Teams of surveyors are facing a race against time to ensure safety in Fife’s cemeteries amid fears a huge number of the region’s headstones are failing routine inspections.
Three groups of dedicated staff are working to assess the 100,000-plus headstones currently erected throughout the kingdom, with £300,000 allocated by Fife Council to the task.
However, The Courier has learned around half of the headstones visited so far have failed their inspections, and workers are having to carry out running repairs and make them safe as they are identified.
Work has just been completed at Dunfermline Cemetery and the focus has now turned to Cupar Cemetery where inspections are being carried out this week.
Where headstones are found to require attention, the survey team say it will make them safe “as sympathetically as possible”.
However, larger memorials may have to be fenced off until specialist contractors have had an opportunity to inspect them.
Liz Murphy, Fife Council’s bereavement services manager, said: “Fife Council has a duty of care to provide a safe environment in each of our 115 cemeteries and churchyards for both the public who visit them and council staff who work there.
“I would encourage local people who have kin within Cupar cemetery to get in touch so that we can keep them advised of any remedial work required.
“I would also urge members of the public to be respectful in and around cemeteries and to report any concerns regarding cemetery safety to Fife Council.”
The work is being carried out after the tragic death of eight-year-old Ciaran Williamson, who was crushed by a falling tombstone in a Glasgow graveyard in 2015, prompted further examination of the issue.

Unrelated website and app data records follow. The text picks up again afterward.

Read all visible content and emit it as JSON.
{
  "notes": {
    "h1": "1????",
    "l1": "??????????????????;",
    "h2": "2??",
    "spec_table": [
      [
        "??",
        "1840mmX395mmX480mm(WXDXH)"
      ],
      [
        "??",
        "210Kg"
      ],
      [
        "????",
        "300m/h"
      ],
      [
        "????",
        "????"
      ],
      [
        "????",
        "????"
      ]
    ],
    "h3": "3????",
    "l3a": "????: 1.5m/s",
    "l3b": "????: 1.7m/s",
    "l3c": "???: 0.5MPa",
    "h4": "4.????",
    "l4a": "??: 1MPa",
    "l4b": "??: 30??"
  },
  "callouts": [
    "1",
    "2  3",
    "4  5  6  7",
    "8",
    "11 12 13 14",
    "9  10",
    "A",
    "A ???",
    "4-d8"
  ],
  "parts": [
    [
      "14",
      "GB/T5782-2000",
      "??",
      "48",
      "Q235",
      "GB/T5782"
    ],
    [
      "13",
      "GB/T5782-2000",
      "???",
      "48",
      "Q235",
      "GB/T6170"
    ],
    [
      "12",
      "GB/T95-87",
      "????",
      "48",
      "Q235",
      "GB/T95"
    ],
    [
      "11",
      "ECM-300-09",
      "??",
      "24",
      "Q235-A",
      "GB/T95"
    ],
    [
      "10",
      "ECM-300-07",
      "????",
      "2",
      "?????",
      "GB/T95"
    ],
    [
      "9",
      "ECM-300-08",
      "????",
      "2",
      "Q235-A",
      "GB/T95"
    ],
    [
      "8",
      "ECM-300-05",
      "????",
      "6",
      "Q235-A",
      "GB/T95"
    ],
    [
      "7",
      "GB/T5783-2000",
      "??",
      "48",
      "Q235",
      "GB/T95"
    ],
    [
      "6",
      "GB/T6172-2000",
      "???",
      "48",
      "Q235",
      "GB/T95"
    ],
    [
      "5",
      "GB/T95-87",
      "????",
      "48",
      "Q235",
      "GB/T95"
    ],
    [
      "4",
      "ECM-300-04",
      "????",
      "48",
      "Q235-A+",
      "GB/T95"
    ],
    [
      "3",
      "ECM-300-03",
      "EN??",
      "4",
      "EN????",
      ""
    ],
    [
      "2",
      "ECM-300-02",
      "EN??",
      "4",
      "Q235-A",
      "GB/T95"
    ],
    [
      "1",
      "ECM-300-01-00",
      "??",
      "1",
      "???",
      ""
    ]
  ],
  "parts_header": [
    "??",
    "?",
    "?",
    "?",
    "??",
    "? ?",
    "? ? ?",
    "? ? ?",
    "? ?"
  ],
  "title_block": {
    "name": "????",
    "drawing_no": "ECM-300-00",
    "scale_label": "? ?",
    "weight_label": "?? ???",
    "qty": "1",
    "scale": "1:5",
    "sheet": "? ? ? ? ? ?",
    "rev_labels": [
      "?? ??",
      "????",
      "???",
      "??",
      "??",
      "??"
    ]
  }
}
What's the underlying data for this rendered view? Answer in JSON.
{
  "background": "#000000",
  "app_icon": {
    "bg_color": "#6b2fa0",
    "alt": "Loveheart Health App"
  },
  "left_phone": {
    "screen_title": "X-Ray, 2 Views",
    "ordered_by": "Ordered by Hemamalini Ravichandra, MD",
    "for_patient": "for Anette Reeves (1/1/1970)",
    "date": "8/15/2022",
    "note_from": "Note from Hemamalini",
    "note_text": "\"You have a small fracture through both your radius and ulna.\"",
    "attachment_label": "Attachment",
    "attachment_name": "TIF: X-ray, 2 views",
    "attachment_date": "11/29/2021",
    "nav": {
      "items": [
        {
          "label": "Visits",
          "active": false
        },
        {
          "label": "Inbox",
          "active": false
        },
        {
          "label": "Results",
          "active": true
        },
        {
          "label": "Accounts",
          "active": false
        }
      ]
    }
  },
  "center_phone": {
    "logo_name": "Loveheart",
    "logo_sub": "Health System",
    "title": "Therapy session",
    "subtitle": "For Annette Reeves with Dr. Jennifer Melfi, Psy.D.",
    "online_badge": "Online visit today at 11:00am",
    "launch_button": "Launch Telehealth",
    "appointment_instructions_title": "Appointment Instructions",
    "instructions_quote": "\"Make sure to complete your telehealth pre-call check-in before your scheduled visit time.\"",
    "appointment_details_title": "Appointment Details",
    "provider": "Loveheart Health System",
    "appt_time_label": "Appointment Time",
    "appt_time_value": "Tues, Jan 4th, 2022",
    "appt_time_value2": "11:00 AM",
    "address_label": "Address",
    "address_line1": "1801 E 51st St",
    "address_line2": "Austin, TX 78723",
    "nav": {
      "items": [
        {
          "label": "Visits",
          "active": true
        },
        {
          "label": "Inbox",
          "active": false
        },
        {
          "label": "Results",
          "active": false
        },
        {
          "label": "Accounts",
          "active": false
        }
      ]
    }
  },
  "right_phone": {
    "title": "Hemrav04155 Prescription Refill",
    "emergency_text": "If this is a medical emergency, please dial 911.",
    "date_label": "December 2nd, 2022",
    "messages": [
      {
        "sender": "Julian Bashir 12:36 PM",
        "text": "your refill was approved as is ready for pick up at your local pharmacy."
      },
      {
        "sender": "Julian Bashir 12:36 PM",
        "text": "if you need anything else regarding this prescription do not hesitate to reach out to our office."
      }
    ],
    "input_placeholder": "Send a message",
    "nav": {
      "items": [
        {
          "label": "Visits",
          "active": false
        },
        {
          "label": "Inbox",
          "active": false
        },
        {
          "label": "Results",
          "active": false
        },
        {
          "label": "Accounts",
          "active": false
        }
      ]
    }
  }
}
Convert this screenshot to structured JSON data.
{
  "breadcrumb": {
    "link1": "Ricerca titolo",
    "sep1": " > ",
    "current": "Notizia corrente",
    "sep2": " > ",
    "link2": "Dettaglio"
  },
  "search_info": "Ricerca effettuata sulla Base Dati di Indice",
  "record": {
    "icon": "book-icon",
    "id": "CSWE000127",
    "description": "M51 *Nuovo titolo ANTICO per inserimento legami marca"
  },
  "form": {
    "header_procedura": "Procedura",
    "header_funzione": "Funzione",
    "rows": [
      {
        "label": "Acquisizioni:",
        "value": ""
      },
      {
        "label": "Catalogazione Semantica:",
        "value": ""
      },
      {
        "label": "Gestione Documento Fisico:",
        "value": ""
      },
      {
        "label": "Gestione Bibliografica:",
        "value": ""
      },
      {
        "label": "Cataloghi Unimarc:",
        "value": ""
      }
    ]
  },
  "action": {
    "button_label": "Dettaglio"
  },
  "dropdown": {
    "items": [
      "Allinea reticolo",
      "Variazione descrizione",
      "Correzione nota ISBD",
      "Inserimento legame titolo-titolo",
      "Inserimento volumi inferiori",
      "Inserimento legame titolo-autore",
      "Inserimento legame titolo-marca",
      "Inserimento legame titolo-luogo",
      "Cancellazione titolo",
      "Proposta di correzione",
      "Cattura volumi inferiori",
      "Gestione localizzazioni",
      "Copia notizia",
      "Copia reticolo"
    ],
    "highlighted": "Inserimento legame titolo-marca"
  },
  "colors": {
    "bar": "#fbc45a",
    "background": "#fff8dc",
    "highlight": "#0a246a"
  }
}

A young child was injured by an unstable headstone in Inverkeithing Cemetery the following year, hastening the need for the work still further, and the subsequent survey found as many as 60% of stones were likely to be in poor condition and in need of urgent remedial action.